Advisers admit that Pawlenty must win or at least have a strong showing in Iowa to have any chance at becoming the Republican candidate that will challenge President Barack Obama next November. After the announcement on Monday, Pawlenty is expected to head to Florida, New Hampshire, New York and Washington, D.C.
Pawlenty has been long expected to enter the race. He has been working in some form on his campaign since he was passed over for the 2008 vice presidential nominee by John McCain. Pawlenty has been attempting to increase his national profile, hired a staff, traveled the country, and started to fundraise. He resigned as governor in January and set up an exploratory committee in March.
Pawlenty has struggled to attract much attention or increase his standings in the polls. Republican voters seem to gravitate toward big names such as Donald Trump and Mike Huckabee, who both since have stated they will not run.

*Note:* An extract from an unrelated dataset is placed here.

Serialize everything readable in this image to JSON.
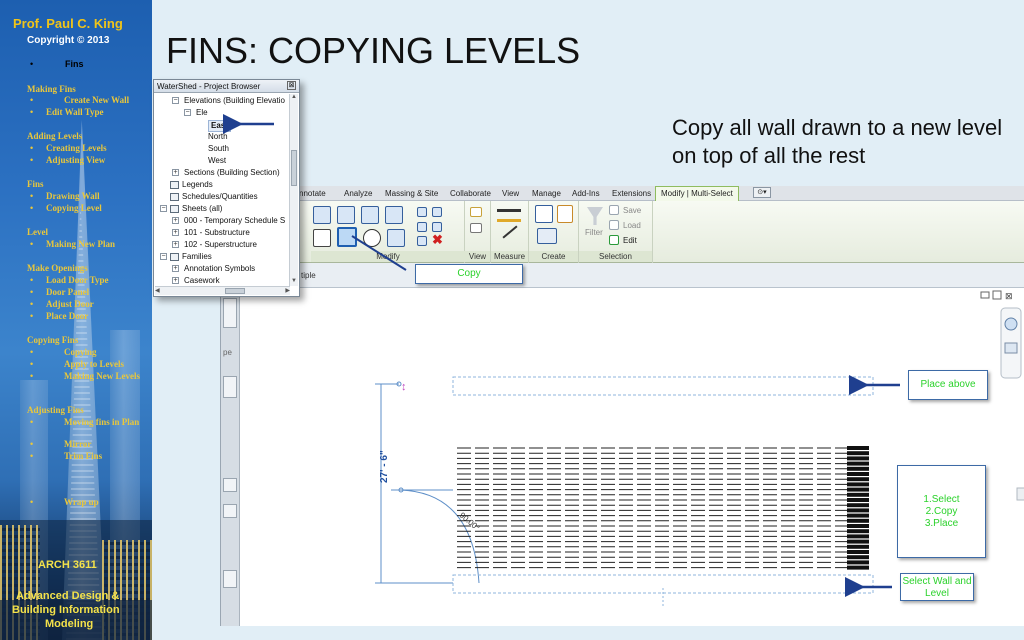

Even though the Republican field is still wide open, Pawlenty may have some difficulty. He is super boring and nearly unrecognizable to casual voters. He will be running against some much more well known candidates such as Mitt Romney and Newt Gingrich. And that is against the known candidates. Include Sarah Palin or Michele Bachmann and Pawlenty is even in more trouble. Pawlenty may be wasting his money for this bid. Or maybe he is secretly hoping for a vice president nomination. Either way, he doesn’t have a chance.
Not everyone is counting out Pawlenty though. He does have a fan base, especially in his home state of Minnesota.
“He is doing the soft sell and the soft sell works in the long run,” said Andy Brehm, a Republican strategist in Minnesota. “This is an entirely self-made guy. I don’t think you could ask for a better spokesman for the free market ideas. He’s worked himself up really from nothing.”